The name Riothamus may actually have been a title meaning "high-king" which would agree with the chronicler Jordanes, who stated he was called "King of the Britons".  He was active in Gaul c.470 AD. In The Origin and Deeds of the Goths, Jordanes states that Riothamus supported the Romans and "came with twelve thousand men into the state of the Bituriges by the way of Ocean" against Euric's Visigoths. A letter from Sidonius Apollinaris implies that Riothamus was betrayed by the Praetorian Prefect of Gaul, Arvandus who told Euric that "the Britons stationed beyond the Loire should be attacked". Consequently the Goths intercepted Riothamus' army and he was heavily defeated fighting against overwhelming odds. He was last seen heading toward Avallon in Burgundy. Could Riothamus have been healed at Avallon and returned to Britain to fight he Battle of Badon some twenty odd years later?

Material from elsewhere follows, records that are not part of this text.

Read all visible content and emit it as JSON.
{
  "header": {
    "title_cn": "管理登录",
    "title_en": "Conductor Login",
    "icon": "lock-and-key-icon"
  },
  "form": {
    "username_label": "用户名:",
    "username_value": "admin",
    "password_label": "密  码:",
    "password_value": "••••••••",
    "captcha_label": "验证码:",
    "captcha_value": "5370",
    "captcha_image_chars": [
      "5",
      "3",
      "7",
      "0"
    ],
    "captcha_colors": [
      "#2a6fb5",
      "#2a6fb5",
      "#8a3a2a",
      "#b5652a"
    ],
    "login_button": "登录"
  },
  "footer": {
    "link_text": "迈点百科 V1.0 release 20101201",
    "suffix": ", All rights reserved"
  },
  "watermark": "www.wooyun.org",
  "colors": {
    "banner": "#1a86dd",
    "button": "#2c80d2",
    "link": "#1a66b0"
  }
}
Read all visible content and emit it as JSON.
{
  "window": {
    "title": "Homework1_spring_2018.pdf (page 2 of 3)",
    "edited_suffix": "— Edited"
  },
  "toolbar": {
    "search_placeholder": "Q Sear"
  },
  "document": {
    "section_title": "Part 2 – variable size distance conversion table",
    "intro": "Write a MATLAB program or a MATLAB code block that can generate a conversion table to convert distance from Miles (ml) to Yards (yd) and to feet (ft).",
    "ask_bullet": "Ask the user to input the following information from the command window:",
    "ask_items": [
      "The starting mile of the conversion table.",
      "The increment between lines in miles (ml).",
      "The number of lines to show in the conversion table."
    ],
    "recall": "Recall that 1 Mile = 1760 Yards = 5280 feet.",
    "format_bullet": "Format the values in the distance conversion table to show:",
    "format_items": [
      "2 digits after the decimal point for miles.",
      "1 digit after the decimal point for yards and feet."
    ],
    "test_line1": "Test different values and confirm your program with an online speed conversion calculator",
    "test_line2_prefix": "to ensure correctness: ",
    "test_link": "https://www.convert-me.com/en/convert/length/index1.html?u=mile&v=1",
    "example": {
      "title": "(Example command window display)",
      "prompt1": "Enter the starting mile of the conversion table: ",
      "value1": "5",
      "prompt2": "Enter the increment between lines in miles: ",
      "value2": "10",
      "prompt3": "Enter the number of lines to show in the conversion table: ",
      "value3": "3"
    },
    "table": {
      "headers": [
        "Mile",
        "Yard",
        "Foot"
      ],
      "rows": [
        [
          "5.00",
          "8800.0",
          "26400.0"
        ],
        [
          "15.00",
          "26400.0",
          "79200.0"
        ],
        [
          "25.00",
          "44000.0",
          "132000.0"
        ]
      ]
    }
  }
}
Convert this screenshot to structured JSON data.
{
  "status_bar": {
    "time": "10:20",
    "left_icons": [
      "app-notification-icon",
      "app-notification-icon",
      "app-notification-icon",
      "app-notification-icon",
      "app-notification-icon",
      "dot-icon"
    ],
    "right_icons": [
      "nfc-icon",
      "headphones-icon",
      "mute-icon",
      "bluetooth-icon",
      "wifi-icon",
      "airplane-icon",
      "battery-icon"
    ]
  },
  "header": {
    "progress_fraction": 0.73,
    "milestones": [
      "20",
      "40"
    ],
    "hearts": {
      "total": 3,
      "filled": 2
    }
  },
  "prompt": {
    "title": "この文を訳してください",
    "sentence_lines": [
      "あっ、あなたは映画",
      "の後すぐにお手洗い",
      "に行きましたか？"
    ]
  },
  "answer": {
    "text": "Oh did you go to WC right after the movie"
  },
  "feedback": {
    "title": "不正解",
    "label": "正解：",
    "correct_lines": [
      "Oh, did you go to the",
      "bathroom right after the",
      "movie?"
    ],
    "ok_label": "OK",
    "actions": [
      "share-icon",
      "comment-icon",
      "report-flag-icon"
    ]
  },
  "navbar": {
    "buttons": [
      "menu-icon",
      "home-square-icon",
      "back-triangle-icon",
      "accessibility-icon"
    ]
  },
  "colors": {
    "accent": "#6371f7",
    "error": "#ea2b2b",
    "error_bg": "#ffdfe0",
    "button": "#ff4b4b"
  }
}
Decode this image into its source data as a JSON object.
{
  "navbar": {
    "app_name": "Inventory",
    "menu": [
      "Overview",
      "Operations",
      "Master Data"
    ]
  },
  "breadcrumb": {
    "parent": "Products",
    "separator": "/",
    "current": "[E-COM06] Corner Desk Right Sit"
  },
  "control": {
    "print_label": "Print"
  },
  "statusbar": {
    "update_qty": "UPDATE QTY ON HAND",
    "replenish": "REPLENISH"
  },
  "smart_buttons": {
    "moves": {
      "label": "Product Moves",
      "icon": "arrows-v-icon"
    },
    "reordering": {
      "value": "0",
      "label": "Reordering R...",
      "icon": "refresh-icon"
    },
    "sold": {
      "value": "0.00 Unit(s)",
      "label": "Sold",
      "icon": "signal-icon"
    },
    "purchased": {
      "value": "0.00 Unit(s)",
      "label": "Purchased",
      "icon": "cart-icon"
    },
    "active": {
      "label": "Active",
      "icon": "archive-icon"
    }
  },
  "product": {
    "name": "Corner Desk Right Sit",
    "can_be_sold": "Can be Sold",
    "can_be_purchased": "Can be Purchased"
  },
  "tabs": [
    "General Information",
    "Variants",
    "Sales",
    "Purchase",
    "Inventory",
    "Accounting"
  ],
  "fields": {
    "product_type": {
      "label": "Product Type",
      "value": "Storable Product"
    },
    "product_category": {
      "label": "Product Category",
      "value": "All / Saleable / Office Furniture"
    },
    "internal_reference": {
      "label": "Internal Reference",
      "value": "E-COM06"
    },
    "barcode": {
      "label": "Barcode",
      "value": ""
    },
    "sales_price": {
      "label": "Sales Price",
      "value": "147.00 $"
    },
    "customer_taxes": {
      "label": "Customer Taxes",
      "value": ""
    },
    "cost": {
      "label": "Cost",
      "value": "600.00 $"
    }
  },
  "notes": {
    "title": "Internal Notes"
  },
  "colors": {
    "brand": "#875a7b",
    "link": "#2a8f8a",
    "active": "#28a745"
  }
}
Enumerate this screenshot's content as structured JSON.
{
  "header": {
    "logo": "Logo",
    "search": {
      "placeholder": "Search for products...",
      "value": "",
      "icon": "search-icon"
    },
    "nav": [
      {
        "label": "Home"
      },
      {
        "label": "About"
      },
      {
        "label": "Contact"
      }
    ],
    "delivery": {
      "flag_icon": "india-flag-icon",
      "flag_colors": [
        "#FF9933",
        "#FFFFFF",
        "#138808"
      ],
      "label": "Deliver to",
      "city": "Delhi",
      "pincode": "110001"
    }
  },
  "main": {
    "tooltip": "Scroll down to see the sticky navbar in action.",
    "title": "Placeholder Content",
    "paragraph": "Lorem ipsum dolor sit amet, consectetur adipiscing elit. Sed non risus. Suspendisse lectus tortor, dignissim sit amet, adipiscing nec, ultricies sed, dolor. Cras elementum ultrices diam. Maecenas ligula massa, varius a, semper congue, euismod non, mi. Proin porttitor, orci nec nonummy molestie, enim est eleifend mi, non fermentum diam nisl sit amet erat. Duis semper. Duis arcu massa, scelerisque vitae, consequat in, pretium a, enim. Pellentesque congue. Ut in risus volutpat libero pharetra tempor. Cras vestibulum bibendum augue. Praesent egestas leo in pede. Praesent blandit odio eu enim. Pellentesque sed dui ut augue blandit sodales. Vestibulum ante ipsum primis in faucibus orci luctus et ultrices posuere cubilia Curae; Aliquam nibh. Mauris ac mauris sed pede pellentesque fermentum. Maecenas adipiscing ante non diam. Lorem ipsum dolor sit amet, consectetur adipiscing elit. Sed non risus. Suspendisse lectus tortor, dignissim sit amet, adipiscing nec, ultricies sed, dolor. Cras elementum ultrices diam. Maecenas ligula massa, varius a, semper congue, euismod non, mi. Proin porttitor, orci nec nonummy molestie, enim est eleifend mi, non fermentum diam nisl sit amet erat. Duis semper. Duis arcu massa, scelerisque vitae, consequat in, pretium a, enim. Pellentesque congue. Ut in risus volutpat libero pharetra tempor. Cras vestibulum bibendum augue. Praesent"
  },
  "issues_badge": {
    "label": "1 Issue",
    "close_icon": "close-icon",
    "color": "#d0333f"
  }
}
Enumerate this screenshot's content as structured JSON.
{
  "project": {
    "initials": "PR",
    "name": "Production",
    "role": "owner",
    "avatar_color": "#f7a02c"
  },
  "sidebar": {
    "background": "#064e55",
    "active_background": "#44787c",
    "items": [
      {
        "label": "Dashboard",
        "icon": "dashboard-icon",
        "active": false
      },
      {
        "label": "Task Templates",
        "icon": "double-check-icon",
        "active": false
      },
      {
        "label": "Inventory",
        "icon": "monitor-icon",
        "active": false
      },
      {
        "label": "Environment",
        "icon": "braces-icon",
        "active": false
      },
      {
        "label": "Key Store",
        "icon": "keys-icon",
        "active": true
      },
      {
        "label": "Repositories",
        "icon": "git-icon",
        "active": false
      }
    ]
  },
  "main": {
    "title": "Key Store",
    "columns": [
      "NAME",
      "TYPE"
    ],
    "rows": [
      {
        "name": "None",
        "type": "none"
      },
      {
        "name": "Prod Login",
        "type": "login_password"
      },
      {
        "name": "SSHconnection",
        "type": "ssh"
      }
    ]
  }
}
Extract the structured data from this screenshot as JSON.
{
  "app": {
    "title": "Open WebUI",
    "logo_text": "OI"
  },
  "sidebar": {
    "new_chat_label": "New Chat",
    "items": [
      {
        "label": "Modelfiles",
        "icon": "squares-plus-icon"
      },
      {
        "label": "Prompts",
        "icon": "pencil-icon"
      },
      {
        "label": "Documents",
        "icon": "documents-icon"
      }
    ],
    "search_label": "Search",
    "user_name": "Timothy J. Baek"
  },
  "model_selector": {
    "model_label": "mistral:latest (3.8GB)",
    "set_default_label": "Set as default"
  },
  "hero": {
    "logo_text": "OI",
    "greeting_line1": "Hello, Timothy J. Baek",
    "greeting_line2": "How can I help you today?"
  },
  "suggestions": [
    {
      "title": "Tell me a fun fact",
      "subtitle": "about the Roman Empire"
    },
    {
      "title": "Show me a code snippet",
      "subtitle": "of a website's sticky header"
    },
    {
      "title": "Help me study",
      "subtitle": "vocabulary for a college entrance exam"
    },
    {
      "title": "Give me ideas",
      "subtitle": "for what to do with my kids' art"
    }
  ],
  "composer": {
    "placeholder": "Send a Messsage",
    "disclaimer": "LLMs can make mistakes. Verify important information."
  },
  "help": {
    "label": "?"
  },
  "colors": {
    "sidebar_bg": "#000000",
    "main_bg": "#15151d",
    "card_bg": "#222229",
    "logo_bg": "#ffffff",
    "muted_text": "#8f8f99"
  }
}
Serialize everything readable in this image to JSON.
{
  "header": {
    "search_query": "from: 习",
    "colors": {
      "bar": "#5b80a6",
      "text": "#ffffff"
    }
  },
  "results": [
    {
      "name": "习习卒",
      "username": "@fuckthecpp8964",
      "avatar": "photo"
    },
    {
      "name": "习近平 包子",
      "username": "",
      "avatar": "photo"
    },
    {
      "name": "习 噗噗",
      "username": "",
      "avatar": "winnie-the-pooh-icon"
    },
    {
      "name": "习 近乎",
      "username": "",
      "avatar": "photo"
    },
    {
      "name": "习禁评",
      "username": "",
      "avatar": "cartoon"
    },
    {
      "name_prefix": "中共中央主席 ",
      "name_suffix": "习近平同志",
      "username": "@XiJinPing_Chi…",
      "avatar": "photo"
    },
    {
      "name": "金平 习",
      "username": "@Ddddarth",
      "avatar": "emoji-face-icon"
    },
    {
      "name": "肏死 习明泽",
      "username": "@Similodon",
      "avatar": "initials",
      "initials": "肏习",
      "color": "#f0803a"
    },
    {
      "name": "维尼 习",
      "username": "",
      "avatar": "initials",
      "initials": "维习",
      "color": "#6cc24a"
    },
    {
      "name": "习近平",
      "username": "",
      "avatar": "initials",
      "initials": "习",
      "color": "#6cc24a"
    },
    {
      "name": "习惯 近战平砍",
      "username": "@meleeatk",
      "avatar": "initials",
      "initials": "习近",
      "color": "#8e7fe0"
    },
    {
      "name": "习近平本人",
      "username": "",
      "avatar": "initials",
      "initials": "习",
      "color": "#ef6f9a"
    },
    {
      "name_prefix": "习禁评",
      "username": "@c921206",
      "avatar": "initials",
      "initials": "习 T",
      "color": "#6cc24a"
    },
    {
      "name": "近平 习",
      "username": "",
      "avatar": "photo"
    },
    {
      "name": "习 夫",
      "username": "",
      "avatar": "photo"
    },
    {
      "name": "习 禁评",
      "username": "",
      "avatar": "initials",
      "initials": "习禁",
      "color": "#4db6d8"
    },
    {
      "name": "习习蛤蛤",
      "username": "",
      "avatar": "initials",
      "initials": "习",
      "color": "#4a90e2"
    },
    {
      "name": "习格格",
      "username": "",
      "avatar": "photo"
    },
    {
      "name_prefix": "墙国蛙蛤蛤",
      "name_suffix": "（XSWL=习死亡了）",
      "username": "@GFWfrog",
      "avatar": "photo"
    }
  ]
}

The theory of King Arthur as Riothamus who met his demise in France is not a new one and has been championed in recent years by Geoffrey Ashe in The Discovery of King Arthur, (1985) and more recently by Marilyn Floyde, King Arthur's French Odyssey (2009).

However, Léon Fleuriot has argued that Riothamus is identical to Ambrosius Aurelianus which is compatible with the Poll result.

The only other serious contender to these two most likely candidates was that Arthur never existed coming in at 11%. This is suggestive of a growing number that see Arthur, pre-Geoffrey of Monmouth, as a non-historical character, a mythical figure of early Welsh poetry who journeys to the Otherworld at will, fighting monsters and accompanied by deities from the Celtic pantheon.

* * *